• Component data from apps and pages
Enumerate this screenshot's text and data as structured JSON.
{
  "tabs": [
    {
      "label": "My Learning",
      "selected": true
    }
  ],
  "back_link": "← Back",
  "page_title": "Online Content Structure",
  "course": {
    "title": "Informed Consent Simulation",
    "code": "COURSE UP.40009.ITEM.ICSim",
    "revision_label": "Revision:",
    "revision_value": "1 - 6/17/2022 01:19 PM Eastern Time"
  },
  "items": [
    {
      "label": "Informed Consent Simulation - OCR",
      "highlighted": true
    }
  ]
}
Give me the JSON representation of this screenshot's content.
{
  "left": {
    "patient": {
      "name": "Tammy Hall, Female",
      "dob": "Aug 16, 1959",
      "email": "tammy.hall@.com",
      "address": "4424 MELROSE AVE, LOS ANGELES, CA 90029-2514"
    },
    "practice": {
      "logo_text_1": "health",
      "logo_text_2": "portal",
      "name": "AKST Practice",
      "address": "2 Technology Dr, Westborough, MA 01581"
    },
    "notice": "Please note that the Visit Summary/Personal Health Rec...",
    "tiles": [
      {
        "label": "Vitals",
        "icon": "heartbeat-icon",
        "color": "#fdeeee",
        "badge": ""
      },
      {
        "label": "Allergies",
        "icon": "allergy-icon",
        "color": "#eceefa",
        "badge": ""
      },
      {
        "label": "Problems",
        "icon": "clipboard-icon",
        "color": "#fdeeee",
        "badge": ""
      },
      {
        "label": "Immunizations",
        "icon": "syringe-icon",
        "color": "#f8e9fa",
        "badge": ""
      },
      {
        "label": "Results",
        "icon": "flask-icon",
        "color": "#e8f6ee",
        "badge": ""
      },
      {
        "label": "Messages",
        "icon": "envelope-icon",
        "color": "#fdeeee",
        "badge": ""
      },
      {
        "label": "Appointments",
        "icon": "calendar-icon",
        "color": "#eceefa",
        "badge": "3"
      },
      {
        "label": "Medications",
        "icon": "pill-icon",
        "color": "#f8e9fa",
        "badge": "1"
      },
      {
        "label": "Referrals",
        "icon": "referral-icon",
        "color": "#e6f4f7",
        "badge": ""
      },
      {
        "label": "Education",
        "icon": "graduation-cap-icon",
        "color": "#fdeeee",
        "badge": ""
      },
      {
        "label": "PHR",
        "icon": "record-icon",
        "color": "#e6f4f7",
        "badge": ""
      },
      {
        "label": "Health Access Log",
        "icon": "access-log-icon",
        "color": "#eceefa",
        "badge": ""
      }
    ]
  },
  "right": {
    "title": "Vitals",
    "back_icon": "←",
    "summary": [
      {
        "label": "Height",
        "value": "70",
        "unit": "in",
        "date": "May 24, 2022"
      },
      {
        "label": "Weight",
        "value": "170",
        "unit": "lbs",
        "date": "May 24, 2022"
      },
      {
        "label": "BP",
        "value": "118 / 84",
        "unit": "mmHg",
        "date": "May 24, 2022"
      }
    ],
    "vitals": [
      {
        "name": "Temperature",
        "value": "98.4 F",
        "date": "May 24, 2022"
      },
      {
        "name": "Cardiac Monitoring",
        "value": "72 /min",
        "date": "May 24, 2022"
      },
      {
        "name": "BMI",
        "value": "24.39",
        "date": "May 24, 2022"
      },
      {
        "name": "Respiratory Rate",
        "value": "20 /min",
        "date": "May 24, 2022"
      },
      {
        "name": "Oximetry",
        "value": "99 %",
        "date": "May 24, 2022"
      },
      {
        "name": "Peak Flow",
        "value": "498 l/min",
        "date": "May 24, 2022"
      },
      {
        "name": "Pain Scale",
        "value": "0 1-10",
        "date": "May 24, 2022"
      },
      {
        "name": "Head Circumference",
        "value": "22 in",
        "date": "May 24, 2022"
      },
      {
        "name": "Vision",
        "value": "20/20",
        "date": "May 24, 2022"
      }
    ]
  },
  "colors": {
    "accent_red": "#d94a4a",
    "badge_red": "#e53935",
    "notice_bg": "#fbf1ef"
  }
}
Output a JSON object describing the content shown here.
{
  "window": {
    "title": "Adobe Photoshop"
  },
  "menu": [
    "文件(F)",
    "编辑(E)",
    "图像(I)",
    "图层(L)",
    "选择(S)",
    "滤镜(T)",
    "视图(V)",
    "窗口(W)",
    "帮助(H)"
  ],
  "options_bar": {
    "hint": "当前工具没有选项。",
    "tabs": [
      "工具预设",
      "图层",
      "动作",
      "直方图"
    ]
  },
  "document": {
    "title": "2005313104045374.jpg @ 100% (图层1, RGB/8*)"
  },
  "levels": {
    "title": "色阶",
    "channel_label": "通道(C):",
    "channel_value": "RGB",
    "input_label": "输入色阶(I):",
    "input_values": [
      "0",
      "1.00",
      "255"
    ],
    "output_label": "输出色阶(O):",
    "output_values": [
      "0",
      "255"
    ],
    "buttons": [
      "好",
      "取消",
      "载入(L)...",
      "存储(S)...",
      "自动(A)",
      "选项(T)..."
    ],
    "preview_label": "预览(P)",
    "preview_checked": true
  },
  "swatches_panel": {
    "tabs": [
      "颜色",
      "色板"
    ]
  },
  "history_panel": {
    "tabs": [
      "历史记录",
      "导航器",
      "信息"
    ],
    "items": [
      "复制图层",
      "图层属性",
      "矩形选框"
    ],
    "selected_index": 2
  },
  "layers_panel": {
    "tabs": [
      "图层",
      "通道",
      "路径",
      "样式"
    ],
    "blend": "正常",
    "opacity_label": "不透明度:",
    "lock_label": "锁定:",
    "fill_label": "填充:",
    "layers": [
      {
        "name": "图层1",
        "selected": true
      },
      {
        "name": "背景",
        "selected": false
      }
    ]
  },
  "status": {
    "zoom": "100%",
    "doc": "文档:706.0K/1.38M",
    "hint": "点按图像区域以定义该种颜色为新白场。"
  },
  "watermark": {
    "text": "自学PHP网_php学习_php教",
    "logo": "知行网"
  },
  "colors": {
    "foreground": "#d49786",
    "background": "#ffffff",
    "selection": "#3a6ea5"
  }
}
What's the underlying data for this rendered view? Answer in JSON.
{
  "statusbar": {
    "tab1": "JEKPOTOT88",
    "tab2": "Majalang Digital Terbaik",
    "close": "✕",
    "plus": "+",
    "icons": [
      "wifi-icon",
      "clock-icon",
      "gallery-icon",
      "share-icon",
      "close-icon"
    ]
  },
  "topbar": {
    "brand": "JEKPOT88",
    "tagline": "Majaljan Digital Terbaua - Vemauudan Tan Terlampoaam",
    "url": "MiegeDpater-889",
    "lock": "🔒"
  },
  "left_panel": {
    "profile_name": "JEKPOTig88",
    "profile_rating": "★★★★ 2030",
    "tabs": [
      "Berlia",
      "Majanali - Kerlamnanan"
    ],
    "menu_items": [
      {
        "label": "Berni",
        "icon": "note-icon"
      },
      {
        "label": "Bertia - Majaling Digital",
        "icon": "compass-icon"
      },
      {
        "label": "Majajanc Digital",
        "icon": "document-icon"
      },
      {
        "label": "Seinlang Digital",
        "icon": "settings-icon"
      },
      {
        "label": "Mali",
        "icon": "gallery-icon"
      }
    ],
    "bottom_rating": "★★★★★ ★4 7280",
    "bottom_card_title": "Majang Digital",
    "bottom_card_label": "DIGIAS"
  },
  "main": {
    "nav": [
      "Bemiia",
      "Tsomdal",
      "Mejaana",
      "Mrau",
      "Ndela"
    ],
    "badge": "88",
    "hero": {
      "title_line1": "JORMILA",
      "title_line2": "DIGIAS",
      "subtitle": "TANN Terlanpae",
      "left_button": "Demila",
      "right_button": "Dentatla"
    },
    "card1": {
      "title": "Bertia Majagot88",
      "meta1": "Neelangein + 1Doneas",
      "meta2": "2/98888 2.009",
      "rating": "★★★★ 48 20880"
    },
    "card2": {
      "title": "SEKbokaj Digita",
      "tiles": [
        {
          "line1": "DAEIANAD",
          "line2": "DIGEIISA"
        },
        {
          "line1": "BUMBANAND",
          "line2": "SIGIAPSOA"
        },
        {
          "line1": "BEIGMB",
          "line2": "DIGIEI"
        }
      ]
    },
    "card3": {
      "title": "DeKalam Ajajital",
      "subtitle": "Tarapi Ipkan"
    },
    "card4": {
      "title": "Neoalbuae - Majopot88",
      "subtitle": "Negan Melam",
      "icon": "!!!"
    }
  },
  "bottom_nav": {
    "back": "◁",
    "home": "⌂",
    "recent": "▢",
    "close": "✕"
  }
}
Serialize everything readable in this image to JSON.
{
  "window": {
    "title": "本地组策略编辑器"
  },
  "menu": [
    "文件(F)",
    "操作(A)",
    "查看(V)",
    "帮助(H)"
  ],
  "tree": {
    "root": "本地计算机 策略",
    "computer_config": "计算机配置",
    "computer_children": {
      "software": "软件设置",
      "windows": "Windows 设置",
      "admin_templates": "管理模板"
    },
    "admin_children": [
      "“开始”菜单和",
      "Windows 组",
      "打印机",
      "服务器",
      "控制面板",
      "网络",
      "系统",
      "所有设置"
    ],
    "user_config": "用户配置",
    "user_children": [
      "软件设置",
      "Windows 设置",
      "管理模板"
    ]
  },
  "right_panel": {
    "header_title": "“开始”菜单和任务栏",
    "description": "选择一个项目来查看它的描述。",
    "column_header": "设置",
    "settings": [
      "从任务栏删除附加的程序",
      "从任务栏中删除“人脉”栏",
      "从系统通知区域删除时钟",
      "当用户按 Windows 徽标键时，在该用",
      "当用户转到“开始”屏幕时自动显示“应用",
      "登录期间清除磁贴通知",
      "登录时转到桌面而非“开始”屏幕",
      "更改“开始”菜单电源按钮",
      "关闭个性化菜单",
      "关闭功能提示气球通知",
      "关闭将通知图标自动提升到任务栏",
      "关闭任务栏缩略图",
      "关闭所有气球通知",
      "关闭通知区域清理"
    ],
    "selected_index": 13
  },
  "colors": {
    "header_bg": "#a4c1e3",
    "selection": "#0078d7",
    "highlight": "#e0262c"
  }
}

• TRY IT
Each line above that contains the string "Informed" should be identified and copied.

• RESULT BELOW
    "title": "Informed Consent Simulation",
      "label": "Informed Consent Simulation - OCR",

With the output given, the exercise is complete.